"""

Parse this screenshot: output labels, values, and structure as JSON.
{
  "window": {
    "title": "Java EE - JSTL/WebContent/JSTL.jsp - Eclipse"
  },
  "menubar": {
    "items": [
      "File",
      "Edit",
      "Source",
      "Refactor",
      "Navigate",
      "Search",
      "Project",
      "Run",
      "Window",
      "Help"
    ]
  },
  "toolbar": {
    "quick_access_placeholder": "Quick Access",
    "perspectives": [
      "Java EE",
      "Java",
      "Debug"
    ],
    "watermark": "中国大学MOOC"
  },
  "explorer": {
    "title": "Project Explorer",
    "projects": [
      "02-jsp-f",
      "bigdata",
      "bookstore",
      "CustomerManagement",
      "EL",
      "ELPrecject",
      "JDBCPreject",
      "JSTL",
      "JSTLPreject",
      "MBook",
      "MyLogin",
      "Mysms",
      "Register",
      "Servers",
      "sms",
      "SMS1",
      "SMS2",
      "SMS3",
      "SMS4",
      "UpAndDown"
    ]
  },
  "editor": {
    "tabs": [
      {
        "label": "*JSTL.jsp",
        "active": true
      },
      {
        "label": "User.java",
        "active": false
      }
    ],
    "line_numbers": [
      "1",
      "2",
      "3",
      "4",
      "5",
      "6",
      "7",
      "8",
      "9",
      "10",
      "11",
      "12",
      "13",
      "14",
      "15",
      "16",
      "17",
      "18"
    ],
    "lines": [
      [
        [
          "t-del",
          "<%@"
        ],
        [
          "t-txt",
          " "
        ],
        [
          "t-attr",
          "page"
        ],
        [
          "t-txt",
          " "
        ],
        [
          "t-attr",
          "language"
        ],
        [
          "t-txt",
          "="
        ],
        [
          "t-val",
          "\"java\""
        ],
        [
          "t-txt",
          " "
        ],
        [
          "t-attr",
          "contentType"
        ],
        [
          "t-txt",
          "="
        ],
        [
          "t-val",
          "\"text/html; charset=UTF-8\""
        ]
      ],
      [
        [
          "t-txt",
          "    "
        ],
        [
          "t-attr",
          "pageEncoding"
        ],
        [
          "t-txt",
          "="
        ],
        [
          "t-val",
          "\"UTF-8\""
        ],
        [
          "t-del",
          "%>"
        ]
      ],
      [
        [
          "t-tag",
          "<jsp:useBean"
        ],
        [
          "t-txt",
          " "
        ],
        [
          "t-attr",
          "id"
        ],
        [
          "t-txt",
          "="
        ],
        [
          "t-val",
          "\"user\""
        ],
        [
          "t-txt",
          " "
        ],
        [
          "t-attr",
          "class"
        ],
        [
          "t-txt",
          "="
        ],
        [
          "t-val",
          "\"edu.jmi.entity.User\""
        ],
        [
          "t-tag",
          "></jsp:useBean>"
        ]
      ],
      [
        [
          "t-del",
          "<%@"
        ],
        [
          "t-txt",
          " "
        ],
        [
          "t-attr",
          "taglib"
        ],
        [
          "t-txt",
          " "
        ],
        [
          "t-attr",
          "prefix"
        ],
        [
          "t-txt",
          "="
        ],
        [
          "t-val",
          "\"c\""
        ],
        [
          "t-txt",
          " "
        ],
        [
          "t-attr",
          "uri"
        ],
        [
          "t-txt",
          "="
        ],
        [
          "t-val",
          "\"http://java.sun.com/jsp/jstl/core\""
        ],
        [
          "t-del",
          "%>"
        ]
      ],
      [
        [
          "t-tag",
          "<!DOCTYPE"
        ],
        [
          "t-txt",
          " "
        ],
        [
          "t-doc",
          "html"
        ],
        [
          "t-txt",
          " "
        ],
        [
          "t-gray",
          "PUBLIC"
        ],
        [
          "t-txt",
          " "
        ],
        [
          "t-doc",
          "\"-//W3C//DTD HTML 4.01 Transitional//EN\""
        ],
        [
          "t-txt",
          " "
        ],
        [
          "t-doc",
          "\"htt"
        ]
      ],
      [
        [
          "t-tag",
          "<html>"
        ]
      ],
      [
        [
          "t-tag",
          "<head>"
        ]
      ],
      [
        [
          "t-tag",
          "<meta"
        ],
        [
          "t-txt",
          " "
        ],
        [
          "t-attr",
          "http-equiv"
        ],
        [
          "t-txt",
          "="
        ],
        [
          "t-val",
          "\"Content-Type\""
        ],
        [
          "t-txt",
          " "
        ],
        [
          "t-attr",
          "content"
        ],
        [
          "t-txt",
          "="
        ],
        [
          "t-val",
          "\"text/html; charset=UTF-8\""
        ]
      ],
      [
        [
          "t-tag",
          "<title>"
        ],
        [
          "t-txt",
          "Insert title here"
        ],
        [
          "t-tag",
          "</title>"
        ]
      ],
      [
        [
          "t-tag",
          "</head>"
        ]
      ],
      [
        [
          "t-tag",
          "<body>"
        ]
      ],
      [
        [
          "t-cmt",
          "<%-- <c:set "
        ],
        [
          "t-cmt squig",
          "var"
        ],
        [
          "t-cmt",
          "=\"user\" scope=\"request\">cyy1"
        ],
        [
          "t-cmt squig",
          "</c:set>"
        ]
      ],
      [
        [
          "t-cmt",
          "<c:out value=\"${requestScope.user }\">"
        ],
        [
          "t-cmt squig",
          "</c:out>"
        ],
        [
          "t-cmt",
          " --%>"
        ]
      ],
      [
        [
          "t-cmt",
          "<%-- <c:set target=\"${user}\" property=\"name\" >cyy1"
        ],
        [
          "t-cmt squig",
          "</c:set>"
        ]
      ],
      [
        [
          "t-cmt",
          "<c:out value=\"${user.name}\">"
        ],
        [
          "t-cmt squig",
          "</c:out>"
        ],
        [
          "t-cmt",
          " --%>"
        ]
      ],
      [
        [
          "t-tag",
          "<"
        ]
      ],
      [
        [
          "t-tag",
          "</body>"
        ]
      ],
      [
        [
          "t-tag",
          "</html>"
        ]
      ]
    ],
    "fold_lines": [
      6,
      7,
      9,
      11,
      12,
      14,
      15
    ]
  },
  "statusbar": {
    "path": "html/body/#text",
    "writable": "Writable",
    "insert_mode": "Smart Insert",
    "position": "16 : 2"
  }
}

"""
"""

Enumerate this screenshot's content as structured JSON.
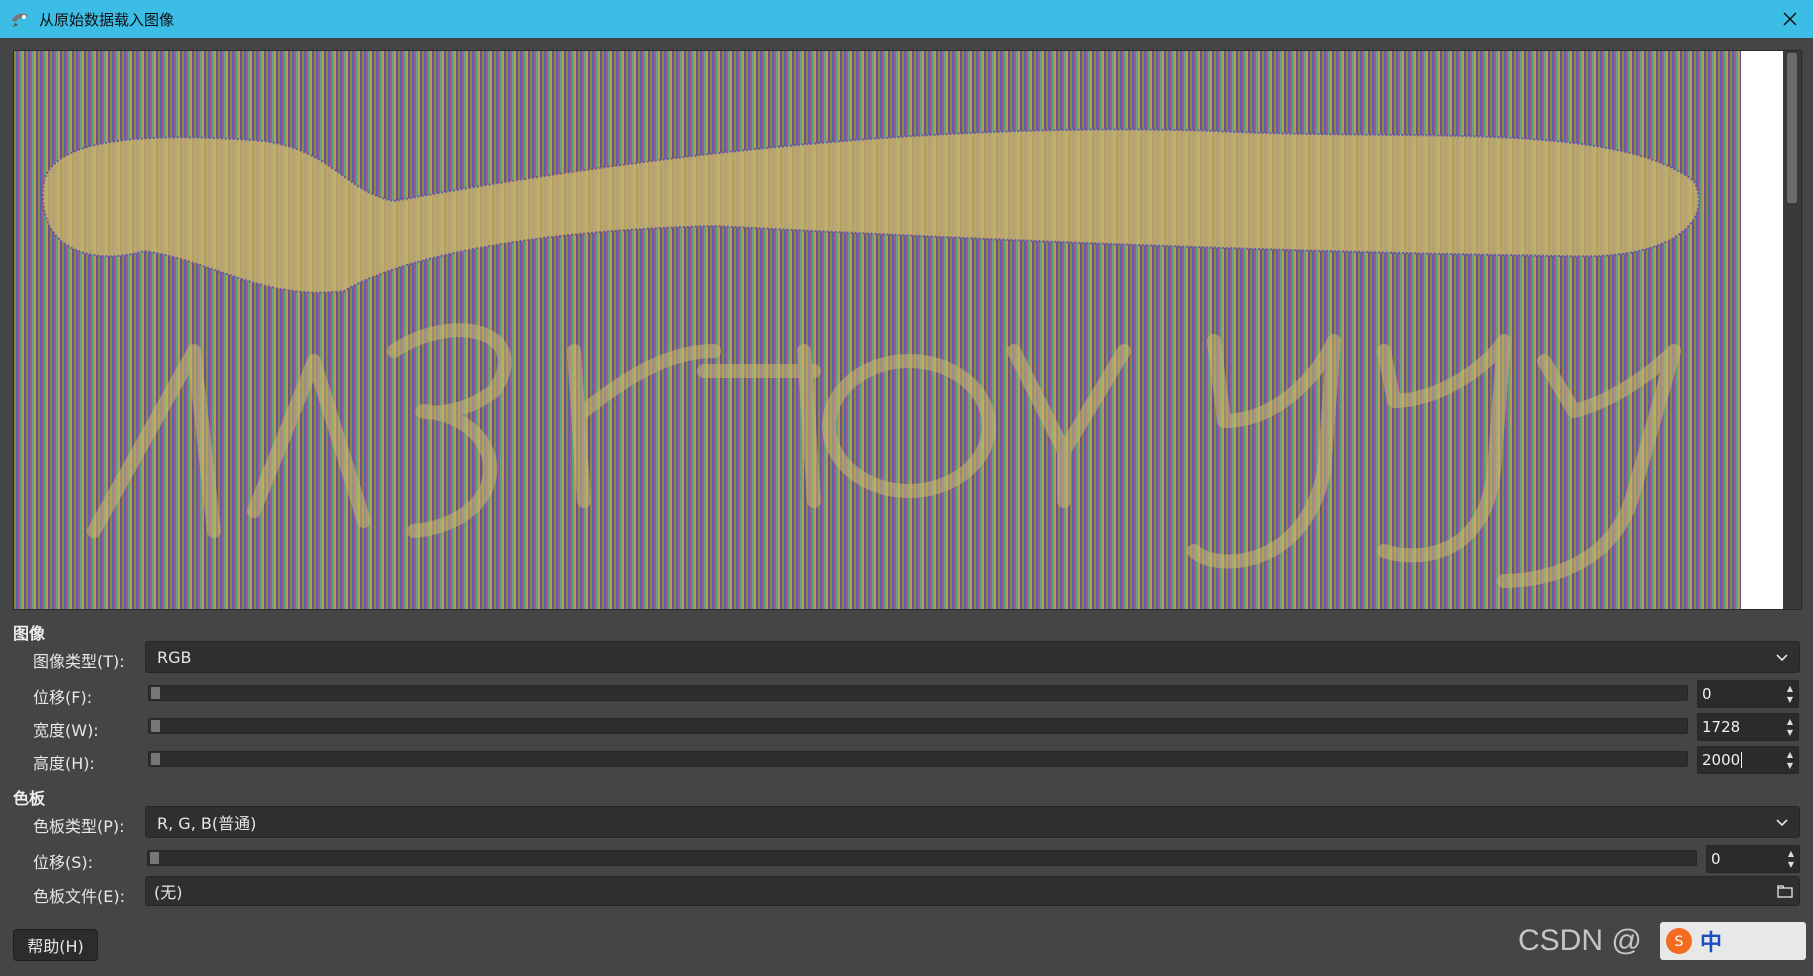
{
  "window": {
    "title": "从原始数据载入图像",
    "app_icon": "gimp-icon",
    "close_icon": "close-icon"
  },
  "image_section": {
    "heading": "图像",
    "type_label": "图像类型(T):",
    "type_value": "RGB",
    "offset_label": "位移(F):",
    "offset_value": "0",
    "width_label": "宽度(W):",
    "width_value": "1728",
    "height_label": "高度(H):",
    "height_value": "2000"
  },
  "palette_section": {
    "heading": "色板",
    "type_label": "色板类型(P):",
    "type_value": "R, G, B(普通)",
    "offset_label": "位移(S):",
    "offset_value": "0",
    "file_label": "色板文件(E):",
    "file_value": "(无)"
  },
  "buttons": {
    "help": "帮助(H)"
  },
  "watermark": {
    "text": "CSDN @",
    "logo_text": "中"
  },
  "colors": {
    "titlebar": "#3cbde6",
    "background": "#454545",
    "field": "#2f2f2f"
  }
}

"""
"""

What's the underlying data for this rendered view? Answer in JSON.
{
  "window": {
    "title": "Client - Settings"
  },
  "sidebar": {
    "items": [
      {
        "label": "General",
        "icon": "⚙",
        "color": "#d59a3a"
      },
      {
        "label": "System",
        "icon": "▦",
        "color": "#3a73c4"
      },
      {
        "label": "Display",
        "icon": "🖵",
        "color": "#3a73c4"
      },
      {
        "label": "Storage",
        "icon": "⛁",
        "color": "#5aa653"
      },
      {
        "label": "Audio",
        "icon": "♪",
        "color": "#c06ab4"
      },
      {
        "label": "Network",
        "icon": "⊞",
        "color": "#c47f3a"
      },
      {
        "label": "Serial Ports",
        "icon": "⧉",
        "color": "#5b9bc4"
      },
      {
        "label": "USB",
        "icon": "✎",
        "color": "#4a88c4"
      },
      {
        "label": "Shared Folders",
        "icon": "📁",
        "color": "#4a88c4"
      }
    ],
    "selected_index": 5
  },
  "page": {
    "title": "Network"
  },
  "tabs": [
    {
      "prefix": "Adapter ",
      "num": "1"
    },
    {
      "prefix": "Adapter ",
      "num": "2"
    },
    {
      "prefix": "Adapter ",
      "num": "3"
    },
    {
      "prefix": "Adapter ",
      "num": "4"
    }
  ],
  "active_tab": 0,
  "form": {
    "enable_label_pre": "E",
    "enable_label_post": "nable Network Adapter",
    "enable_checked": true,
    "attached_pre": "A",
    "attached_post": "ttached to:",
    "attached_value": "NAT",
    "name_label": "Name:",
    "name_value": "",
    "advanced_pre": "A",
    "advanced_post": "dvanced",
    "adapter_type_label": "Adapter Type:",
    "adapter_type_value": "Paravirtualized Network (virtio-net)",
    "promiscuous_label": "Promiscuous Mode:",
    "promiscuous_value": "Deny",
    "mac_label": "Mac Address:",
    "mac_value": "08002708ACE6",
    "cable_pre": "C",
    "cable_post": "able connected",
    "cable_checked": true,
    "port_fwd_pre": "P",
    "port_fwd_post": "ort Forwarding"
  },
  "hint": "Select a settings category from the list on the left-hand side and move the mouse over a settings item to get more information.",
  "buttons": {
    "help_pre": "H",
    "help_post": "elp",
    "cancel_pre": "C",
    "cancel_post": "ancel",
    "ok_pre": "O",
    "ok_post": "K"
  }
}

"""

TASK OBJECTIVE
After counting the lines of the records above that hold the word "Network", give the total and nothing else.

COMPLETED TASK
4